- When purchasing an Irish Red Setter puppy for exhibitions, it is worthwhile to thoroughly study the pedigrees of the producers. It is pointless to wait for a reference exterior from a baby whose parents do not have a single exhibition diploma.
- Find out where the puppies’ parents come from. Usually, domestic producers give offspring that are excellent in working qualities and very modest in external indicators. This is due to the fact that for over a hundred years Russian breeders have specialized in breeding hunting lines. If you need a puppy with exhibition potential, it is better to contact nurseries that practice mating imported individuals. There aren’t many of them, but they do exist.
- Depending on the place of breeding, there are two particularly successful show types of Irish setters: English and American. If you are an adherent of the classics in all its manifestations, it is better to give preference to the natives of Foggy Albion. At one time, American breeders went too far with the “upgrade” of the breed, which is why the appearance of their wards acquired a somewhat exaggerated look.
Photos of Irish Setter puppies
Irish Setter price

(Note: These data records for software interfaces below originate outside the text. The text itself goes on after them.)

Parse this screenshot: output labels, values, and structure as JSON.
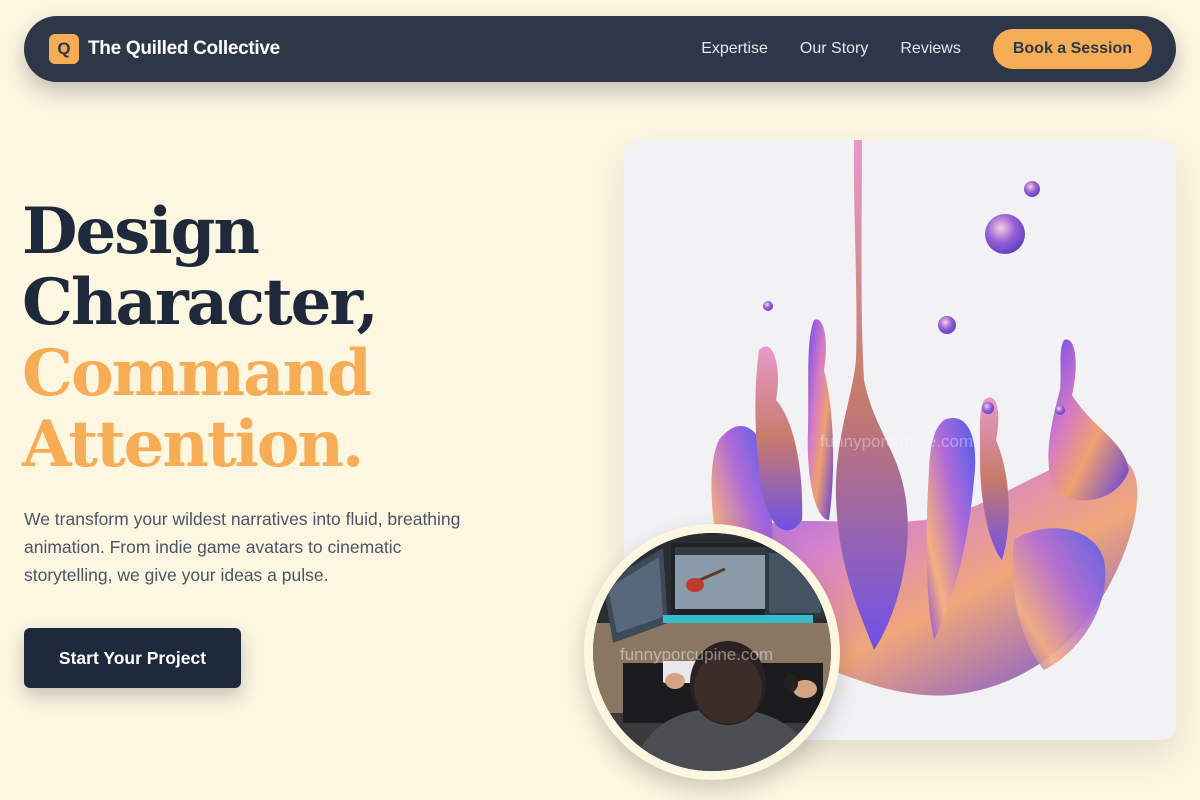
{
  "brand": {
    "logo_letter": "Q",
    "name": "The Quilled Collective"
  },
  "nav": {
    "links": [
      "Expertise",
      "Our Story",
      "Reviews"
    ],
    "cta_label": "Book a Session"
  },
  "hero": {
    "headline_dark": [
      "Design",
      "Character,"
    ],
    "headline_accent": [
      "Command",
      "Attention."
    ],
    "subtext": "We transform your wildest narratives into fluid, breathing animation. From indie game avatars to cinematic storytelling, we give your ideas a pulse.",
    "button_label": "Start Your Project"
  },
  "watermark": "funnyporcupine.com",
  "colors": {
    "background": "#fdf6e1",
    "navbar": "#2d3748",
    "accent": "#f6ad55",
    "headline_dark": "#1e293b",
    "body_text": "#4a5568"
  }
}
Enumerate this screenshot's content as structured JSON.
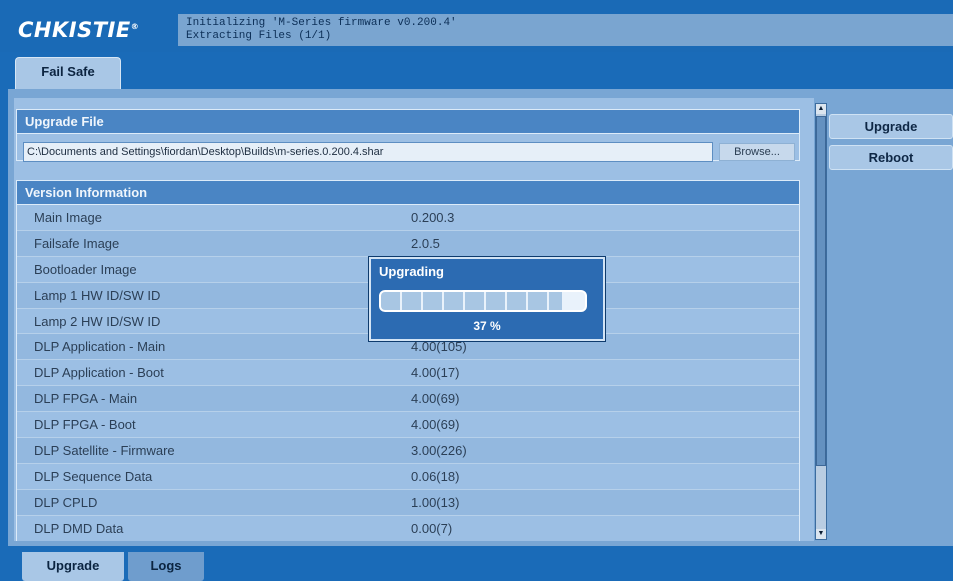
{
  "header": {
    "logo_text": "CHKISTIE",
    "logo_mark": "®",
    "status_lines": [
      "Initializing 'M-Series firmware v0.200.4'",
      "Extracting Files (1/1)"
    ]
  },
  "top_tabs": [
    {
      "label": "Fail Safe",
      "selected": true
    }
  ],
  "upgrade_file": {
    "title": "Upgrade File",
    "path_value": "C:\\Documents and Settings\\fiordan\\Desktop\\Builds\\m-series.0.200.4.shar",
    "browse_label": "Browse..."
  },
  "version_info": {
    "title": "Version Information",
    "rows": [
      {
        "label": "Main Image",
        "value": "0.200.3"
      },
      {
        "label": "Failsafe Image",
        "value": "2.0.5"
      },
      {
        "label": "Bootloader Image",
        "value": ""
      },
      {
        "label": "Lamp 1 HW ID/SW ID",
        "value": ""
      },
      {
        "label": "Lamp 2 HW ID/SW ID",
        "value": ""
      },
      {
        "label": "DLP Application - Main",
        "value": "4.00(105)"
      },
      {
        "label": "DLP Application - Boot",
        "value": "4.00(17)"
      },
      {
        "label": "DLP FPGA - Main",
        "value": "4.00(69)"
      },
      {
        "label": "DLP FPGA - Boot",
        "value": "4.00(69)"
      },
      {
        "label": "DLP Satellite - Firmware",
        "value": "3.00(226)"
      },
      {
        "label": "DLP Sequence Data",
        "value": "0.06(18)"
      },
      {
        "label": "DLP CPLD",
        "value": "1.00(13)"
      },
      {
        "label": "DLP DMD Data",
        "value": "0.00(7)"
      }
    ]
  },
  "side_buttons": {
    "upgrade_label": "Upgrade",
    "reboot_label": "Reboot"
  },
  "modal": {
    "title": "Upgrading",
    "progress_percent": 37,
    "progress_text": "37 %"
  },
  "bottom_tabs": [
    {
      "label": "Upgrade",
      "selected": true
    },
    {
      "label": "Logs",
      "selected": false
    }
  ],
  "colors": {
    "brand_blue": "#1a6bb8",
    "panel_blue": "#9cbfe4",
    "title_blue": "#4a85c4"
  }
}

The average price of an Irish Red Setter puppy from a working line is 400 – 500$. Prices for representatives of the show class are higher – from 750$.